I had just spent five years on the road, globetrotting and delivering Enterprise sales training. I was a facilitator through and through, not a project manager.
The sheer volume of information, requests, emails and new processes was overwhelming. To add to this, I started when the company was launching two of the most strategic products in its history – PlayBook and the BlackBerry 7 series.
Honestly, I failed. My projects were off track and in the red. The scope and final deliverables for some of my projects were not clear and development had already started. The risk of wasted resources during this extremely delicate time for the company was a thought that made me nauseous.
I did eventually find my way and enjoyed many successes as a Program Manager after this initial learning curve. In fact, once I learned the processes and built some strong supportive relationships, I really loved my new role.
Recently I have found myself providing guidance to an up and coming Project Manager at ViRTUS. Through this coaching we have curated some tips that will help all project managers stand out and go from good to greatness, whether they are newbies or seasoned.

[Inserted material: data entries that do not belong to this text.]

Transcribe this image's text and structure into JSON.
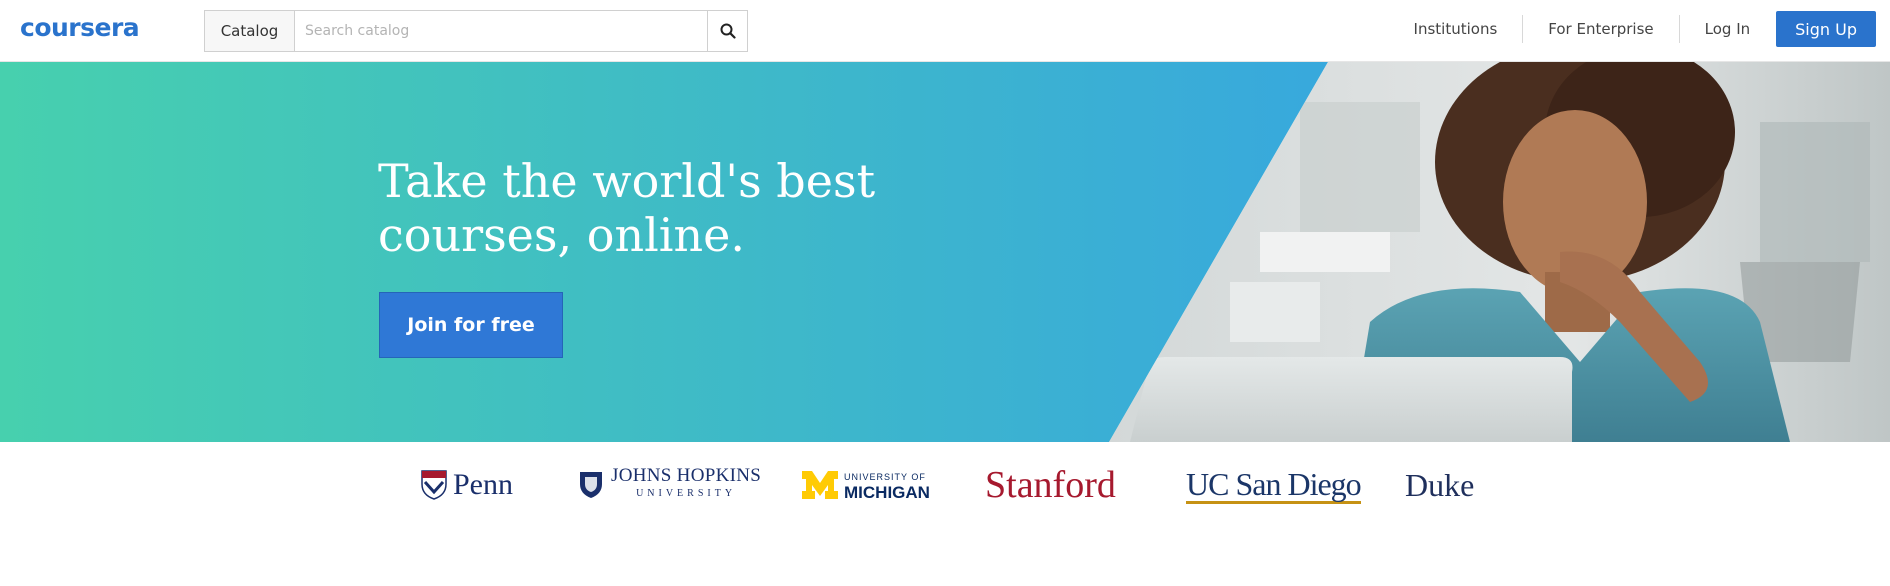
{
  "header": {
    "logo_text": "coursera",
    "catalog_label": "Catalog",
    "search_placeholder": "Search catalog",
    "nav": {
      "institutions": "Institutions",
      "enterprise": "For Enterprise",
      "login": "Log In",
      "signup": "Sign Up"
    }
  },
  "hero": {
    "title": "Take the world's best courses, online.",
    "cta": "Join for free",
    "image_desc": "woman-at-laptop-photo"
  },
  "partners": {
    "penn": "Penn",
    "jhu_main": "JOHNS HOPKINS",
    "jhu_sub": "UNIVERSITY",
    "michigan_top": "UNIVERSITY OF",
    "michigan_main": "MICHIGAN",
    "stanford": "Stanford",
    "ucsd": "UC San Diego",
    "duke": "Duke"
  },
  "colors": {
    "brand_blue": "#2a73cc",
    "hero_start": "#47d0ae",
    "hero_end": "#37a6e0",
    "stanford_red": "#a6192e",
    "michigan_maize": "#ffcb05"
  }
}
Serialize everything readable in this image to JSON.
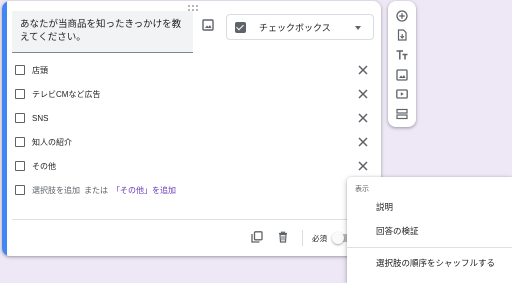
{
  "question": {
    "title": "あなたが当商品を知ったきっかけを教えてください。"
  },
  "type_select": {
    "label": "チェックボックス",
    "icon": "checkbox-icon"
  },
  "options": [
    {
      "label": "店頭"
    },
    {
      "label": "テレビCMなど広告"
    },
    {
      "label": "SNS"
    },
    {
      "label": "知人の紹介"
    },
    {
      "label": "その他"
    }
  ],
  "add_option": {
    "prefix": "選択肢を追加",
    "or": "または",
    "other_link": "「その他」を追加"
  },
  "footer": {
    "required_label": "必須",
    "required_on": false
  },
  "side_toolbar": [
    "add-question-icon",
    "import-questions-icon",
    "add-title-icon",
    "add-image-icon",
    "add-video-icon",
    "add-section-icon"
  ],
  "menu": {
    "header": "表示",
    "items": [
      {
        "label": "説明"
      },
      {
        "label": "回答の検証"
      },
      {
        "label": "選択肢の順序をシャッフルする"
      }
    ]
  },
  "colors": {
    "background": "#ede7f6",
    "accent_left_bar": "#4285f4",
    "link": "#673ab7"
  }
}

Tip#1: If Everything’s “Fine”, Keep Digging
I agree wholeheartedly with all of Jill Duffy’s advice written in her PC Magazine article.
The one tip that really stands out for me is that if someone says everything’s fine you should keep digging. Duffy writes, “Check-in’s are invaluable. Very often, I find a check-in meeting results in an answer of “everything’s fine.” That’s when I find digging deeper and asking follow-up questions like, “that’s great to hear, but, really, there are no issues at all?” can make you stand out, and allows you to get more valuable feedback. That follow-up question often leads to responses like, “well, yes, X has been moving along nicely, but there was this little Y that rubbed me the wrong way.” There are many people who simply don’t like to complain, so it’s up to the project manager to dig deeper.”
I lived this exact scenario. I would get a green light from everyone during my weekly status meetings, only to realize that by the following Monday one of my critical teams put my project on the backburner due to another higher priority request, languishing my project into the dreaded red zone. After this experience, I also dug deeper and asked lots of questions to understand other team’s work-load beyond what I was asking them to do.
Tip #2: Build Strong Relationships
I heard how important it was to build strong relationships ad nauseam and was always left thinking – this is kind of obvious. No matter what role you’re in, its important to have strong relationship with the people you work with so why is it so important for project managers to have strong relationships?
Here’s what I learned broken down into a little formula:
Who: A project manager needs to have great relationships with their project team, stakeholders, vendors and peers.
Why: Project Managers are the hub of information which will be coming fast and furious and from many directions (ie: from all of the people listed above). Being privy to mission critical information could save your project. When things go sideways (this is inevitable), renegotiating timelines and asking for favours will go over much better with people who like and trust you.
How: There are many great tips on how to build strong relationships in this blog post. Key takeaway: don’t start when you need something. Building relationships is just that – they need to built from the ground up and continuously nurtured. Take an interest in what other people do, be sincere, get personal but stay professional and always, always be curious and ask questions – no matter how busy you are. Be authentic and empathetic, which means putting yourself in other people’s shoes.
Tip #3: Be a Performance-Based Project Leader
Brienne Armstrong, Client Ambassador, ViRTUS contributes by saying, “On any given project – the number of people involved can vary. The leadership style of a project manager can influence flow and outcome of the project tremendously. The common characteristic I’ve noticed among top tier PM’s is their ability to adapt, whether it’s to external conditions, internal re-orgs or a change with project team engagement.
By taking the time to know and lead each unique individual on my team, I’m able to get superior end results through enhanced performance, even when the tough gets going.
Knowing how to focus on each person’s strengths as well as having an awareness of their liabilities, is essential when working towards a desired outcome.
Tip #4: The Triple Constraint (cost, schedule, scope/quality) is a conversation, not a straight jacket
We love the “the triple constraint” tip from Dorian Prior, Manager, Employee Development, Fortis BC. He learned that cost, schedule and scope / quality in project management is a conversation, not a straight jacket.
Prior says, “When you are new to project management there is so much focus on managing scope, and delivering the project on time and on budget.”
He adds, “While those things are important, it’s even more important to remember the purpose of a project manager is to add business value – sometimes that means keeping the project on a tight schedule, on a tight budget, and to a very specific scope, and sometimes it means recognizing that holding on too tightly to the triple constraints can result in delivering a product that has very little business value.”
Amanda Prelazzi is an Instructional Designer at ViRTUS